The Germans are enraged after an Iraqi refugee raped and murdered a 14-year-old girl. Many accuse Chancellor Angela Merkel and her open doors policy of the crime. "The only thing that can worse than killing a child is killing a child by a criminal who should not be in our country," Bild wrote.
It is assumed that the victim, Susanna Feldman, was an acquaintance of the brother of the suspect named as Ali Bashar. They both were raping Susanne in turns all night before Ali strangled her. The latter was arrested in Iraq: the suspect and his family were allowed to return to Iraq, although the names on their tickets and passports did not match.
The leader of Alternative for Germany Part (AfD), Alice Weidel, tweeted that the entire federal government of Germany should resign because of the death of the German girl. According to Weidel, Susanna fell another victim to the hypocritical and selfish policy of German Chancellor Angela Merkel.
Two years ago, Germany was disturbed by events in three German cities, where migrants sexually assaulted women on New Year's night. Those events were most massive in the city of Cologne, where thousands of people came to see the New Year in to the central railway station.
Pravda.Ru asked German political scientist Alexander Rahr to comment on the current crisis in Germany.
"Why has Germany made no adequate conclusions from the Cologne night?"
"After Mrs. Merkel opened borders in 2015, a lot of people with false passports have entered the territory of Germany. The German legislative base is very humane in terms of granting political asylum and it is very constrained when it comes to deporting migrants. This refugee from Iraq is a living proof for that. He was a drug dealer, the police knew it, but they could not deport him because he would resort to the assistance of lawyers or change his place of residence."

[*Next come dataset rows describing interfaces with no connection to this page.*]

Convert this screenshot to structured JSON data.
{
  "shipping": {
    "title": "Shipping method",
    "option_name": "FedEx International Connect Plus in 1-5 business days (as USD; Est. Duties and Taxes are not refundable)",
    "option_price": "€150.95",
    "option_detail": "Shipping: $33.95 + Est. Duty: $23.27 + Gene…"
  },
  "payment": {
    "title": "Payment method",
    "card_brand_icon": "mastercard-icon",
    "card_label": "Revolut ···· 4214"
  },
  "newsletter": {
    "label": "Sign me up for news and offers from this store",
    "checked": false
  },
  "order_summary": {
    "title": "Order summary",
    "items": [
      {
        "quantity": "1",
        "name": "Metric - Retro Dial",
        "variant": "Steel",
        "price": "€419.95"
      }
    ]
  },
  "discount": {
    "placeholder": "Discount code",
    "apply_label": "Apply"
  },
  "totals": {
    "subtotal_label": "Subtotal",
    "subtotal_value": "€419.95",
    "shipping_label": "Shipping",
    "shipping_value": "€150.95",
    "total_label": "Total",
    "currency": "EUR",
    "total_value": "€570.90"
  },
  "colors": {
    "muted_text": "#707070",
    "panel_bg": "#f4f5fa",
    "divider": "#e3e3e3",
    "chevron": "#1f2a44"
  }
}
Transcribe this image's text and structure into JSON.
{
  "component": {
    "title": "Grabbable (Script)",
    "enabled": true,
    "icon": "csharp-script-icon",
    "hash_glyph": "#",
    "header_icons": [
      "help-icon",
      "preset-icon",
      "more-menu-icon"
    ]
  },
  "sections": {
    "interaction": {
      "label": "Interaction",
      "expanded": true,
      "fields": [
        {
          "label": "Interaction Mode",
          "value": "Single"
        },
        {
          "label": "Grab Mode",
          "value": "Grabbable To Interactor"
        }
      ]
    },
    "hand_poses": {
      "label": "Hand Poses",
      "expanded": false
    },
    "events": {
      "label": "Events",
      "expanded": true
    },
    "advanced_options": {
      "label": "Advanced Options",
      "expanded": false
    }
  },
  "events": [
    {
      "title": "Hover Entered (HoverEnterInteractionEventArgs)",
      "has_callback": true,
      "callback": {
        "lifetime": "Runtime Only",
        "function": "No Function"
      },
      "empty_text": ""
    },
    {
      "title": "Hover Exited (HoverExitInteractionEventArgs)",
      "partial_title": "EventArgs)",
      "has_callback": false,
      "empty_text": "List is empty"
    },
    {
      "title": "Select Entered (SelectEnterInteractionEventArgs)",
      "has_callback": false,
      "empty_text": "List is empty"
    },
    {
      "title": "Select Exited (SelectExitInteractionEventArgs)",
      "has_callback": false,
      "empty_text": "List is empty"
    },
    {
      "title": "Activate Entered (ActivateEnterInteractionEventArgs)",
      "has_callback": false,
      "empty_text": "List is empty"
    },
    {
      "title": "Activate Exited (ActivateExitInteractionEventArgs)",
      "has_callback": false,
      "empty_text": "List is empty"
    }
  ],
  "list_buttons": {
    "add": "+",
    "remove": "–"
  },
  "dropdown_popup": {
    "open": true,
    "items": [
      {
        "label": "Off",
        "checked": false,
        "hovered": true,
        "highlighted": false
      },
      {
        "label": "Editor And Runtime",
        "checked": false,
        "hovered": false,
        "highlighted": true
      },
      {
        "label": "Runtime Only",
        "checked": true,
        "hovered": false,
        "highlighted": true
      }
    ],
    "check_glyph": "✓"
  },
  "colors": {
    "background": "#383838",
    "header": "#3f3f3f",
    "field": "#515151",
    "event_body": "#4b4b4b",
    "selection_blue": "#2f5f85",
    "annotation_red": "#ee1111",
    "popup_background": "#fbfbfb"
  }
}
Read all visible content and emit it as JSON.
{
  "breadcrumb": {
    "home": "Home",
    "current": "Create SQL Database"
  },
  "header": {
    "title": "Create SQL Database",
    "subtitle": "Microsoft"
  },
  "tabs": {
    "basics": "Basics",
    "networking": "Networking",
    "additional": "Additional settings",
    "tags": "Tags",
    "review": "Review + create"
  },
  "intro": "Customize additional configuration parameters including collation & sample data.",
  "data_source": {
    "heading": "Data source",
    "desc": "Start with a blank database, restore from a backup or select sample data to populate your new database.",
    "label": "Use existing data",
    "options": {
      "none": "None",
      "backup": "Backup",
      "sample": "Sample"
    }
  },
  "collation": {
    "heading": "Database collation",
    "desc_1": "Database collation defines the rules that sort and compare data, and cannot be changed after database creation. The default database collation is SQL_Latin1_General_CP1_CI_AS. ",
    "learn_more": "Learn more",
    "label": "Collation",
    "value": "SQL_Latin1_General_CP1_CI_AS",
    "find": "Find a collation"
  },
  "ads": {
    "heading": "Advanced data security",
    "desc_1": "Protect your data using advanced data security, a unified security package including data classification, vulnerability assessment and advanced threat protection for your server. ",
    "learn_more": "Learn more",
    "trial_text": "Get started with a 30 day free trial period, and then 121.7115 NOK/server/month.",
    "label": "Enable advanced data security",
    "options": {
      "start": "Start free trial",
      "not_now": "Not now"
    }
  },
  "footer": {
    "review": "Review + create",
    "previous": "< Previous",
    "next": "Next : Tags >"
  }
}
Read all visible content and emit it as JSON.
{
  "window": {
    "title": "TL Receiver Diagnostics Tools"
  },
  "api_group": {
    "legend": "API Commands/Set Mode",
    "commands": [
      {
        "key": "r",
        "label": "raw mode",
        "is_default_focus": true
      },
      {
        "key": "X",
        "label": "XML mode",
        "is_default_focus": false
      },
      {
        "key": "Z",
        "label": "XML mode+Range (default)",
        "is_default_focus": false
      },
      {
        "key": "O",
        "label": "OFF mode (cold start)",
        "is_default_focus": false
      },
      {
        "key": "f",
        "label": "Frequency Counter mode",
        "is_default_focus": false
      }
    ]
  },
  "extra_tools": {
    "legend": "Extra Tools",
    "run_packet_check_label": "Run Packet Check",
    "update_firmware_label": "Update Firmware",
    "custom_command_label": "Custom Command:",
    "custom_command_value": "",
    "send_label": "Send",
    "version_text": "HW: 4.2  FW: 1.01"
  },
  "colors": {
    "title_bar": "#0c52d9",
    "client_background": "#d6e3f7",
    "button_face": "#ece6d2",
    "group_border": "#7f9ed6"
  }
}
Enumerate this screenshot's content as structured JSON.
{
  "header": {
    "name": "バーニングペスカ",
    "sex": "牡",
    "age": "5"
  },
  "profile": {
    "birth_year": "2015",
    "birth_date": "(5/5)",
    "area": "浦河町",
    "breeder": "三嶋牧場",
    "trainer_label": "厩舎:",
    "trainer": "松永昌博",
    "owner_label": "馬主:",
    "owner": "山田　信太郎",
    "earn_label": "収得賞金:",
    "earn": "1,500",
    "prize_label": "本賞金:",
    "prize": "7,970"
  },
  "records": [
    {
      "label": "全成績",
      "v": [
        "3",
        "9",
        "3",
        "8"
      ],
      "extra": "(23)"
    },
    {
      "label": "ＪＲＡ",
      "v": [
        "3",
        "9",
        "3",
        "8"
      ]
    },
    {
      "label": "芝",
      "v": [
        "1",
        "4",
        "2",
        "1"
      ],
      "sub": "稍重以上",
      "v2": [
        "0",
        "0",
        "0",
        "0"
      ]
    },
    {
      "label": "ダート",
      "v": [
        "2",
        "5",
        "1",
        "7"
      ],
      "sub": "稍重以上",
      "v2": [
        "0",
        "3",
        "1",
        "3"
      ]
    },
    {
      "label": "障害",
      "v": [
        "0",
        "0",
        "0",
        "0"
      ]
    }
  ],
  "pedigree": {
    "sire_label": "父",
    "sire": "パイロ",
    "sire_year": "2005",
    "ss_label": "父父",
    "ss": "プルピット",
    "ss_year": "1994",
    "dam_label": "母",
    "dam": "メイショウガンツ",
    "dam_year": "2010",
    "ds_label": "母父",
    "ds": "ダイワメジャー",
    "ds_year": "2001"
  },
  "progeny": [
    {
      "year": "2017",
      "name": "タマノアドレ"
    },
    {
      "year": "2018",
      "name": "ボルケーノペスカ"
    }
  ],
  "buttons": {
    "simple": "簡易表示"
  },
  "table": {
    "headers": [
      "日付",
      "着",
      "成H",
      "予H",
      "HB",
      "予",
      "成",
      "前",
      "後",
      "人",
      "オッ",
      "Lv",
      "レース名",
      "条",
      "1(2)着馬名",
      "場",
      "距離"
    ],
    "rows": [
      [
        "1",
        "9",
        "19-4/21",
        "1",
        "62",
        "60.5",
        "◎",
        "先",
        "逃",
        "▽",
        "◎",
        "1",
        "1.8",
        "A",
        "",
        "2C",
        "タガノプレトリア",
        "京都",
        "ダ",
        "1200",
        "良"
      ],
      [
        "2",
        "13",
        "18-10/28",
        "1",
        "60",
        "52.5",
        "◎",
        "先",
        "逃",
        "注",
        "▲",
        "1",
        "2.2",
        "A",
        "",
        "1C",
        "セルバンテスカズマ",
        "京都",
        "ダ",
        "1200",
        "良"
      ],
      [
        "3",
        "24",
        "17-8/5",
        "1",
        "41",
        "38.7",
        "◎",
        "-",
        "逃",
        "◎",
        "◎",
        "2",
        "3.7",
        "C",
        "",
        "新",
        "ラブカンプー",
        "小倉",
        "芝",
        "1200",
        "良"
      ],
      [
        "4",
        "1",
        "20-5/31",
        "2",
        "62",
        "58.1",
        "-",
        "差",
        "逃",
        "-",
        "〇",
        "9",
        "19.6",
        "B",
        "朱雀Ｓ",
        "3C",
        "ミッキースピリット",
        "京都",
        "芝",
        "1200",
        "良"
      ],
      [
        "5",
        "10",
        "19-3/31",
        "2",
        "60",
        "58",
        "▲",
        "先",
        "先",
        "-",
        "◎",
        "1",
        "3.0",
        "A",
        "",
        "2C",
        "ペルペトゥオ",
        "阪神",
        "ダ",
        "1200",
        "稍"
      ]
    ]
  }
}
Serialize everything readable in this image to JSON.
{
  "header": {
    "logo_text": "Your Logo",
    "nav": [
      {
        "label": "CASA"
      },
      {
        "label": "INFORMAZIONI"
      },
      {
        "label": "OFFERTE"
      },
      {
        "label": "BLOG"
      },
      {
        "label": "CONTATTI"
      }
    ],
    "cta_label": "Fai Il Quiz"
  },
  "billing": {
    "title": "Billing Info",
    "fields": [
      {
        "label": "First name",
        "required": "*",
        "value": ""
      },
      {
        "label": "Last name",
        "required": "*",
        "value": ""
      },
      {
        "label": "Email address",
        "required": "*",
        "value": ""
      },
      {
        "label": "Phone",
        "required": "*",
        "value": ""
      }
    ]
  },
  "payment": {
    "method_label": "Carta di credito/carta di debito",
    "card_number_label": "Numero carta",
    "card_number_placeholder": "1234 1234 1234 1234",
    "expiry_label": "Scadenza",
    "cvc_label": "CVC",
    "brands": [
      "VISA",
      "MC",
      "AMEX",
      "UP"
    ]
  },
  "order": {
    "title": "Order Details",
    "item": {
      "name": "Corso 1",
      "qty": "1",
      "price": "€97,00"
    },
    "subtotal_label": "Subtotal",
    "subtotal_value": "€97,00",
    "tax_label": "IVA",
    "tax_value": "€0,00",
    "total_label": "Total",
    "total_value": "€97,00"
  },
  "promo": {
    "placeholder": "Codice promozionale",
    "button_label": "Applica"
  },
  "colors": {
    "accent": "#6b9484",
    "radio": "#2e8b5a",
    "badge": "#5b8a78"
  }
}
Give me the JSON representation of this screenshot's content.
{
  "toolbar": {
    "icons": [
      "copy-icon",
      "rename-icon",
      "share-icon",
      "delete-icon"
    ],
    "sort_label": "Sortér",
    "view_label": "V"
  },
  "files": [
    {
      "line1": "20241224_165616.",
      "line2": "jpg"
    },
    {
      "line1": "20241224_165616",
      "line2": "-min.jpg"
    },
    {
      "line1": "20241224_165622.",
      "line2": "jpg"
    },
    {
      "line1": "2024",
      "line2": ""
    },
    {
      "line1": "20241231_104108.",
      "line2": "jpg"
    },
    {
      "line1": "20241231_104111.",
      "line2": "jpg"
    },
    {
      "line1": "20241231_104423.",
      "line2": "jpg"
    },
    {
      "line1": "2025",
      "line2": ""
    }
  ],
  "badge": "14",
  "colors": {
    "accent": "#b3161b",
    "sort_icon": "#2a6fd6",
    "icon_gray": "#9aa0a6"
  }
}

"The German authorities know that such crimes will continue to occur. Is there a way out of the crisis?"
"There's nothing that one can do to make it better. The people who rule Germany today were born in the late 1960s. They transformed Germany's legal system and made it very humane, although today it is unclear whom this system is humane for. In today's Germany, people would be criticized for sounding the alarm. They would be called fascists, racists, xenophobes and so on - they can even be punished for their statements. In today's Germany, Holland, Sweden it is believed that one should be humane not only to victims, but also to criminals, because criminals always have a chance to get better."
"Is there a changing trend in the German society today?"
"It's 50x50. A half of the population wants changes, but the other half does not."
"What do you think about Alice Weidel's call for the federal government to resign?"
"If you go to her website, you can see many applauding her in their comments. However, if you go to other German websites, you will see that people label her as a witch, who dares to victimize refugees and use one tragic case for her racist propaganda."
"Do you think that Merkel can resign on the wave of popular anger?"
"This is what German liberal politicians are very afraid of, but they have very strong weapons - mass media. They say that there are many criminals among the Germans too, so one should not come down on those poor refugees who came to Germany to save their lives. The Germans want to get rid of their legacy of the past completely. There are many people in the world who believe that the Germans are functional fascists, who follow Hitler's ideas. Yet, with their present-day policy the Germans have an opportunity to show that they have long abandoned Hitler's ideology and become the most liberal and humane country in the world. In a way, modern-day Germany is proud of the fact that minorities and disadvantaged groups of people, such as LGBT people, disabled individuals and migrants can find better lives in Germany than, for example, in Russia or in the USA."
A school student is believed to be the person who set fire to the wooden church of the Assumption of the Blessed Virgin Mary (built in the 18th century)